EXERCISE GOAL:
Output the data below exactly as it is, dropping the pictures from your copy.

Web page and app entries
....
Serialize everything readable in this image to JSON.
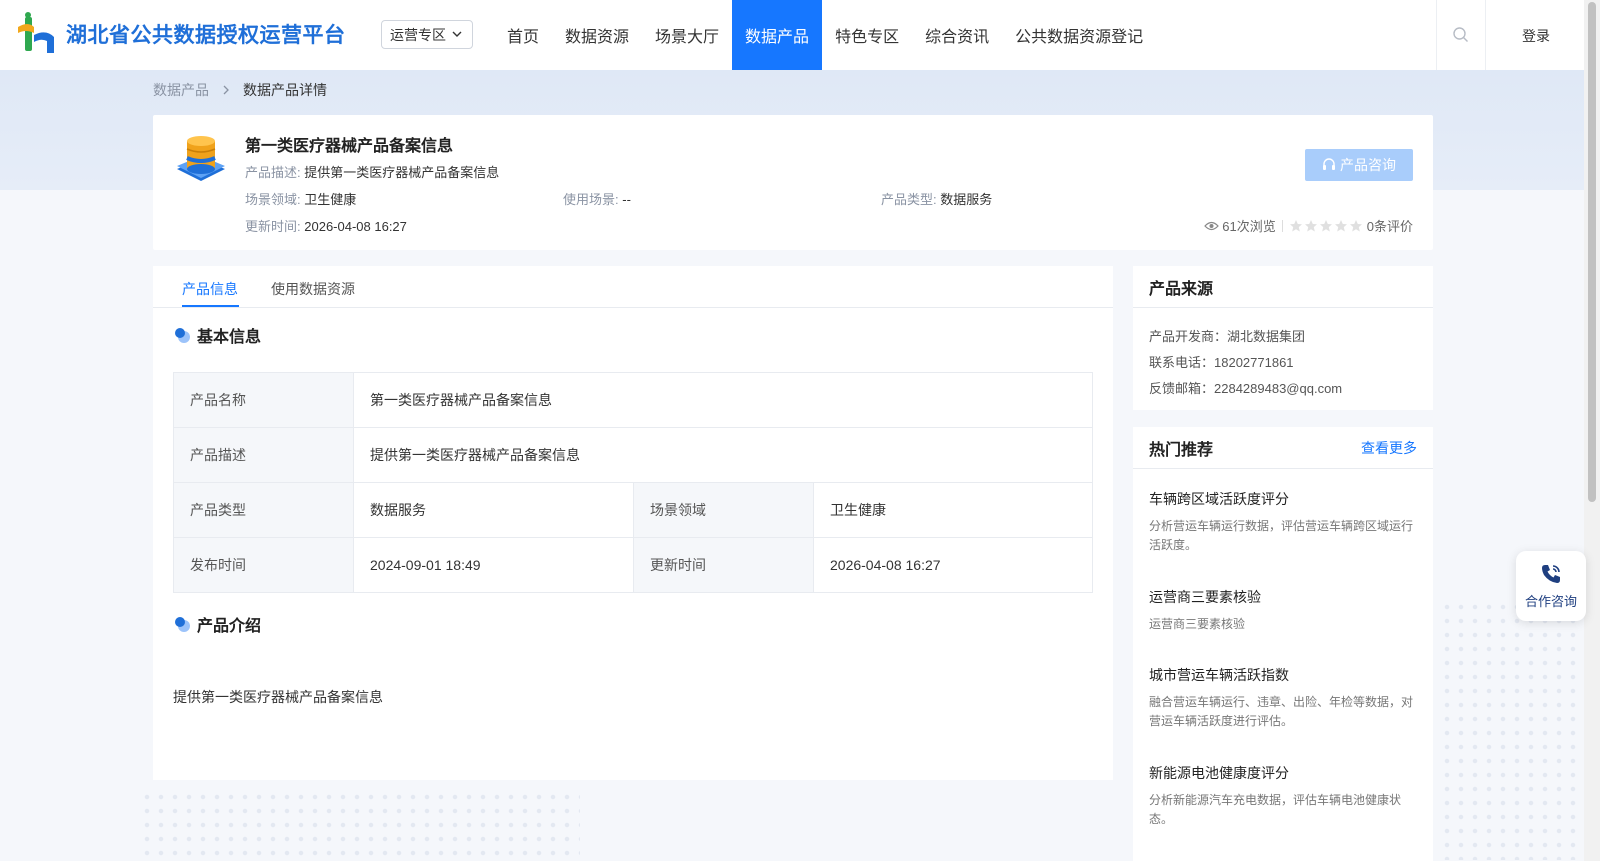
{
  "header": {
    "logo_text": "湖北省公共数据授权运营平台",
    "zone_select": "运营专区",
    "nav": [
      "首页",
      "数据资源",
      "场景大厅",
      "数据产品",
      "特色专区",
      "综合资讯",
      "公共数据资源登记"
    ],
    "active_nav": "数据产品",
    "login": "登录"
  },
  "breadcrumb": {
    "parent": "数据产品",
    "current": "数据产品详情"
  },
  "product": {
    "title": "第一类医疗器械产品备案信息",
    "desc_label": "产品描述:",
    "desc": "提供第一类医疗器械产品备案信息",
    "domain_label": "场景领域:",
    "domain": "卫生健康",
    "usage_label": "使用场景:",
    "usage": "--",
    "type_label": "产品类型:",
    "type": "数据服务",
    "updated_label": "更新时间:",
    "updated": "2026-04-08 16:27",
    "consult_button": "产品咨询",
    "views": "61次浏览",
    "rating_stars": 0,
    "reviews": "0条评价"
  },
  "tabs": {
    "info": "产品信息",
    "resources": "使用数据资源"
  },
  "basic_info": {
    "title": "基本信息",
    "name_label": "产品名称",
    "name": "第一类医疗器械产品备案信息",
    "desc_label": "产品描述",
    "desc": "提供第一类医疗器械产品备案信息",
    "type_label": "产品类型",
    "type": "数据服务",
    "domain_label": "场景领域",
    "domain": "卫生健康",
    "published_label": "发布时间",
    "published": "2024-09-01 18:49",
    "updated_label": "更新时间",
    "updated": "2026-04-08 16:27"
  },
  "intro": {
    "title": "产品介绍",
    "text": "提供第一类医疗器械产品备案信息"
  },
  "source": {
    "title": "产品来源",
    "developer": "产品开发商：湖北数据集团",
    "phone": "联系电话：18202771861",
    "email": "反馈邮箱：2284289483@qq.com"
  },
  "hot": {
    "title": "热门推荐",
    "more": "查看更多",
    "items": [
      {
        "title": "车辆跨区域活跃度评分",
        "desc": "分析营运车辆运行数据，评估营运车辆跨区域运行活跃度。"
      },
      {
        "title": "运营商三要素核验",
        "desc": "运营商三要素核验"
      },
      {
        "title": "城市营运车辆活跃指数",
        "desc": "融合营运车辆运行、违章、出险、年检等数据，对营运车辆活跃度进行评估。"
      },
      {
        "title": "新能源电池健康度评分",
        "desc": "分析新能源汽车充电数据，评估车辆电池健康状态。"
      }
    ]
  },
  "float_consult": "合作咨询",
  "colors": {
    "primary": "#1677ff",
    "button_disabled": "#a9cdfb"
  }
}
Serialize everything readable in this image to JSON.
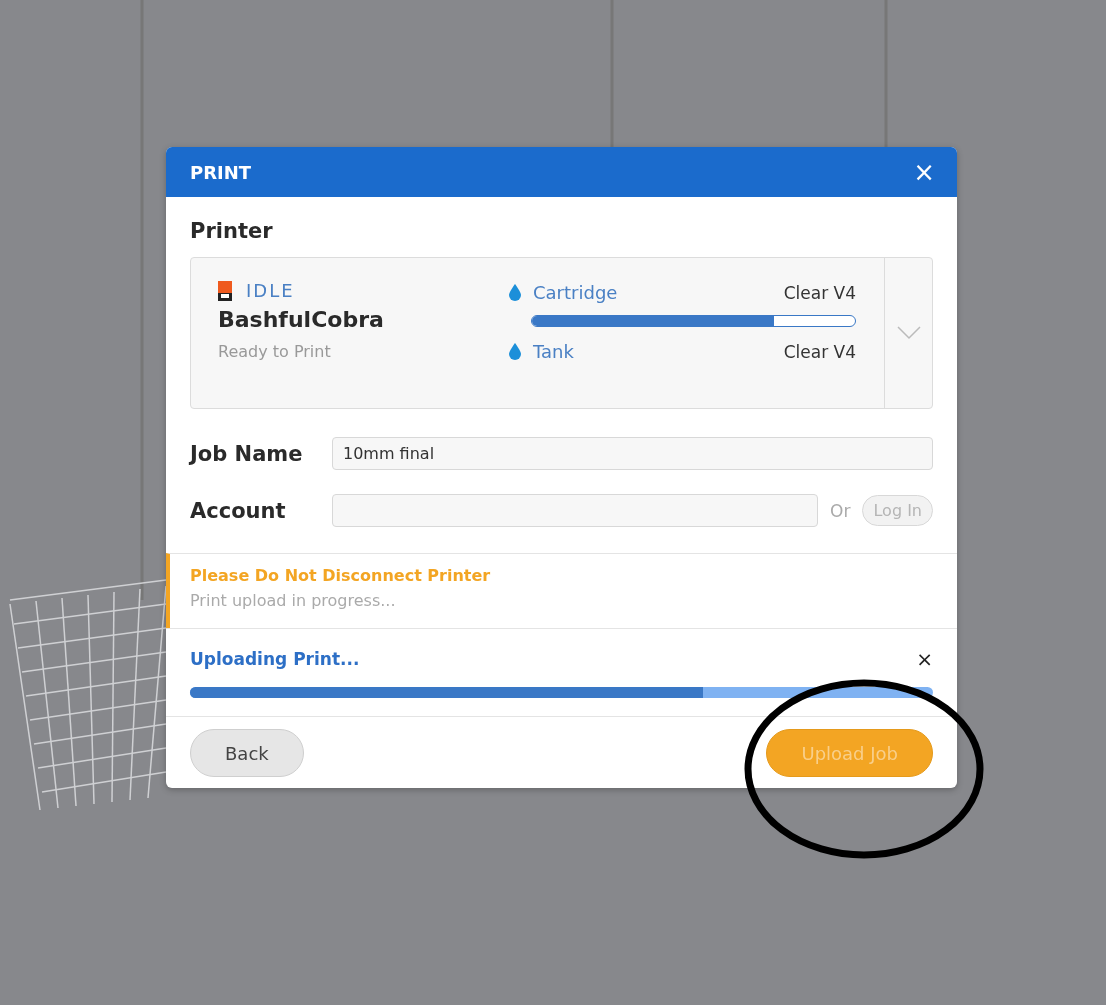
{
  "dialog": {
    "title": "PRINT",
    "close": "×"
  },
  "printer": {
    "heading": "Printer",
    "status": "IDLE",
    "name": "BashfulCobra",
    "state_text": "Ready to Print",
    "materials": [
      {
        "label": "Cartridge",
        "value": "Clear V4",
        "level": 0.75
      },
      {
        "label": "Tank",
        "value": "Clear V4"
      }
    ]
  },
  "job_name": {
    "label": "Job Name",
    "value": "10mm final"
  },
  "account": {
    "label": "Account",
    "or": "Or",
    "login": "Log In",
    "login_disabled": true
  },
  "warning": {
    "title": "Please Do Not Disconnect Printer",
    "message": "Print upload in progress..."
  },
  "upload": {
    "title": "Uploading Print...",
    "close": "×",
    "level": 0.69
  },
  "buttons": [
    {
      "label": "Back",
      "kind": "secondary",
      "disabled": false
    },
    {
      "label": "Upload Job",
      "kind": "primary",
      "disabled": true
    }
  ]
}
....
RESULT:
Serialize everything readable in this image to JSON.
{
  "header": {
    "logo_text": "湖北省公共数据授权运营平台",
    "zone_select": "运营专区",
    "nav": [
      "首页",
      "数据资源",
      "场景大厅",
      "数据产品",
      "特色专区",
      "综合资讯",
      "公共数据资源登记"
    ],
    "active_nav": "数据产品",
    "login": "登录"
  },
  "breadcrumb": {
    "parent": "数据产品",
    "current": "数据产品详情"
  },
  "product": {
    "title": "第一类医疗器械产品备案信息",
    "desc_label": "产品描述:",
    "desc": "提供第一类医疗器械产品备案信息",
    "domain_label": "场景领域:",
    "domain": "卫生健康",
    "usage_label": "使用场景:",
    "usage": "--",
    "type_label": "产品类型:",
    "type": "数据服务",
    "updated_label": "更新时间:",
    "updated": "2026-04-08 16:27",
    "consult_button": "产品咨询",
    "views": "61次浏览",
    "rating_stars": 0,
    "reviews": "0条评价"
  },
  "tabs": {
    "info": "产品信息",
    "resources": "使用数据资源"
  },
  "basic_info": {
    "title": "基本信息",
    "name_label": "产品名称",
    "name": "第一类医疗器械产品备案信息",
    "desc_label": "产品描述",
    "desc": "提供第一类医疗器械产品备案信息",
    "type_label": "产品类型",
    "type": "数据服务",
    "domain_label": "场景领域",
    "domain": "卫生健康",
    "published_label": "发布时间",
    "published": "2024-09-01 18:49",
    "updated_label": "更新时间",
    "updated": "2026-04-08 16:27"
  },
  "intro": {
    "title": "产品介绍",
    "text": "提供第一类医疗器械产品备案信息"
  },
  "source": {
    "title": "产品来源",
    "developer": "产品开发商：湖北数据集团",
    "phone": "联系电话：18202771861",
    "email": "反馈邮箱：2284289483@qq.com"
  },
  "hot": {
    "title": "热门推荐",
    "more": "查看更多",
    "items": [
      {
        "title": "车辆跨区域活跃度评分",
        "desc": "分析营运车辆运行数据，评估营运车辆跨区域运行活跃度。"
      },
      {
        "title": "运营商三要素核验",
        "desc": "运营商三要素核验"
      },
      {
        "title": "城市营运车辆活跃指数",
        "desc": "融合营运车辆运行、违章、出险、年检等数据，对营运车辆活跃度进行评估。"
      },
      {
        "title": "新能源电池健康度评分",
        "desc": "分析新能源汽车充电数据，评估车辆电池健康状态。"
      }
    ]
  },
  "float_consult": "合作咨询",
  "colors": {
    "primary": "#1677ff",
    "button_disabled": "#a9cdfb"
  }
}
Serialize everything readable in this image to JSON.
{
  "dialog": {
    "title": "PRINT",
    "close": "×"
  },
  "printer": {
    "heading": "Printer",
    "status": "IDLE",
    "name": "BashfulCobra",
    "state_text": "Ready to Print",
    "materials": [
      {
        "label": "Cartridge",
        "value": "Clear V4",
        "level": 0.75
      },
      {
        "label": "Tank",
        "value": "Clear V4"
      }
    ]
  },
  "job_name": {
    "label": "Job Name",
    "value": "10mm final"
  },
  "account": {
    "label": "Account",
    "or": "Or",
    "login": "Log In",
    "login_disabled": true
  },
  "warning": {
    "title": "Please Do Not Disconnect Printer",
    "message": "Print upload in progress..."
  },
  "upload": {
    "title": "Uploading Print...",
    "close": "×",
    "level": 0.69
  },
  "buttons": [
    {
      "label": "Back",
      "kind": "secondary",
      "disabled": false
    },
    {
      "label": "Upload Job",
      "kind": "primary",
      "disabled": true
    }
  ]
}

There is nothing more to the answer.